Never has a more talented cast been wasted as much as The Da Vinci Code ensemble. Everyone is staid and serious; not even a joke could be told without a concerned wrinkle. Their facial expressions are full of mock intensity and heavy breathing that seem to add little to the drama.
Hanks has always been a enthusiastic actor, but he is terrible as Robert Langdon. I don't think it is entirely Hanks's fault that his performance is anything less than superb, considering he is a miscast from the first frame of his appearance to the last. Someone like Russell Crowe could have done a better job with the Langdon character.
The fact that Hanks has absolutely no chemistry with his co-star, French actress, Audrey Tautou, is a massive disappointment. In the novel, Langdon and Sophie were gradually falling in love, but that is not apparent in the film, and probably for the better. Tautou struggles with her English, but she pulls through the film. Tautou is a beautiful woman and has enough charm to carry a mediocre movie like Amelie, but The Da Vinci Code doesn't allow her to show off any of her charms or likability. Tautou would enter a scene, say everything that must be said with a pout, and her presence slowly evaporates. In the film, Sophie is a boring character and the way she reacts to serious situations is just by being more serious doesn't give enough of an emotional or dramatic punch.
The supporting cast doesn't do the film any favors either. Bettany and McKellan seem to be suited for their roles, but they bring little to the film. Bettany doesn't have a lot of good material to work with so his character just kind of tears through the film like a benign villain. McKellan starts off by taking the material as seriously as Hanks and Tautou, but later on decides to joke around. McKellan's later attempt to make the film a little more brighter is simply too little, too late. Molina and Reno act like backdrop, contributing nothing that could ever serve as an impact.
Being able to film a thriller in Paris should be any American director's dream, but Howard doesn't take advantage of the opportunity. Instead, he paints a gloomy portrait of dark streets with sloppy close-up of car chases complete with blank character reaction shots. Even when he gets to film in a seemingly gorgeous church, Howard directs the scenes with such laziness and visual incompetence that it is saddening to witness. The scenes in London also lacks beauty. Everything results in a lot of chasing around but there is no adrenaline pumping at all. Unfortunately, not even Hans Zimmer's score, which sounds like the recycled bits from Batman Begins, adds anything to those cat-and-mouse chase scenes.
The film seems to assume that everyone in the audience has read the book, which makes the general feel of the film a tad incoherent. Goldman's script is a fine example of blatant storytelling convenience whose main goal is move the plot forward without developing the characters at all. At least Brown, as silly as his novel was, knew how to get his readers emotionally invested into the characters and because the reader cared about the characters, they cared about the mystery they were trying to solve as well. But it seems like Brown's tale is defunct on film and only the pages seem to function well.

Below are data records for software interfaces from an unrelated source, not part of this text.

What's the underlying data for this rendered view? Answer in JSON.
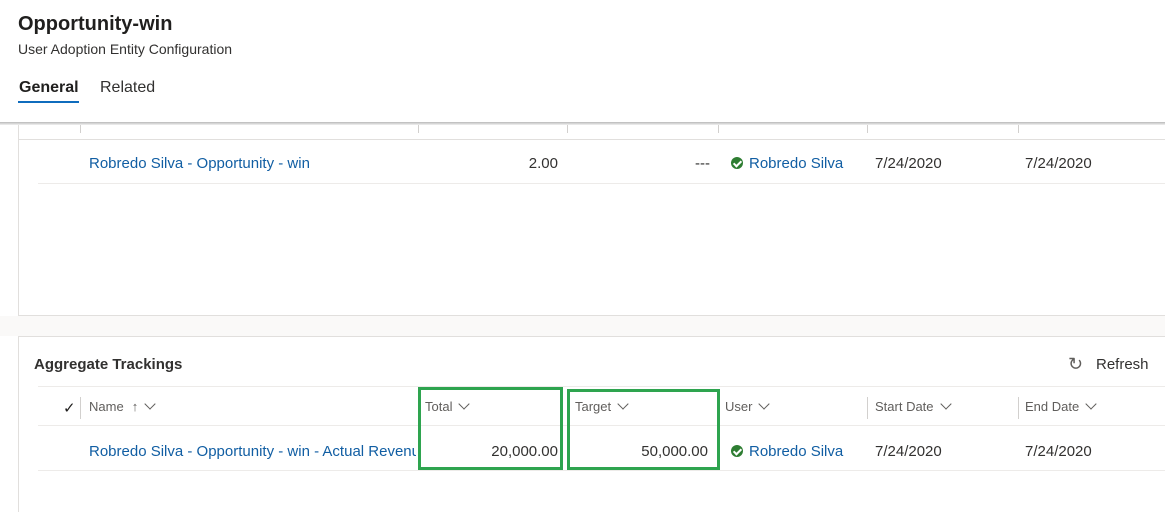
{
  "header": {
    "title": "Opportunity-win",
    "subtitle": "User Adoption Entity Configuration",
    "tabs": [
      {
        "label": "General",
        "selected": true
      },
      {
        "label": "Related",
        "selected": false
      }
    ]
  },
  "top_grid": {
    "rows": [
      {
        "name": "Robredo Silva - Opportunity - win",
        "value": "2.00",
        "target": "---",
        "user": "Robredo Silva",
        "start_date": "7/24/2020",
        "end_date": "7/24/2020"
      }
    ]
  },
  "aggregate": {
    "title": "Aggregate Trackings",
    "refresh_label": "Refresh",
    "columns": {
      "select": "✓",
      "name": "Name",
      "sort_arrow": "↑",
      "total": "Total",
      "target": "Target",
      "user": "User",
      "start_date": "Start Date",
      "end_date": "End Date"
    },
    "rows": [
      {
        "name": "Robredo Silva - Opportunity - win - Actual Revenu",
        "total": "20,000.00",
        "target": "50,000.00",
        "user": "Robredo Silva",
        "start_date": "7/24/2020",
        "end_date": "7/24/2020"
      }
    ]
  },
  "colors": {
    "link": "#115ea3",
    "highlight": "#2ea44f",
    "status_ok": "#2e7d32",
    "accent": "#0f6cbd"
  },
  "icons": {
    "status": "check-circle-icon",
    "refresh": "refresh-icon",
    "sort": "arrow-up-icon",
    "filter": "chevron-down-icon"
  }
}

The film has a big budget, but it has no substance or any entertainment value. In fact, watching all 2 hours and 25 minutes of this film is equivalent to exhausting yourself. If you want to see a movie with a lot of clues that fit nicely together, go rent National Treasure or National Treasure: Book of Secrets for a far more entertaining adventure. At least with those movies, you will find a cast that is smart enough to know that their film is logically doomed and doesn't bother to take the material seriously--not even for a second. The Da Vinci Code is simply a boring blockbuster that makes everyone involved look bad.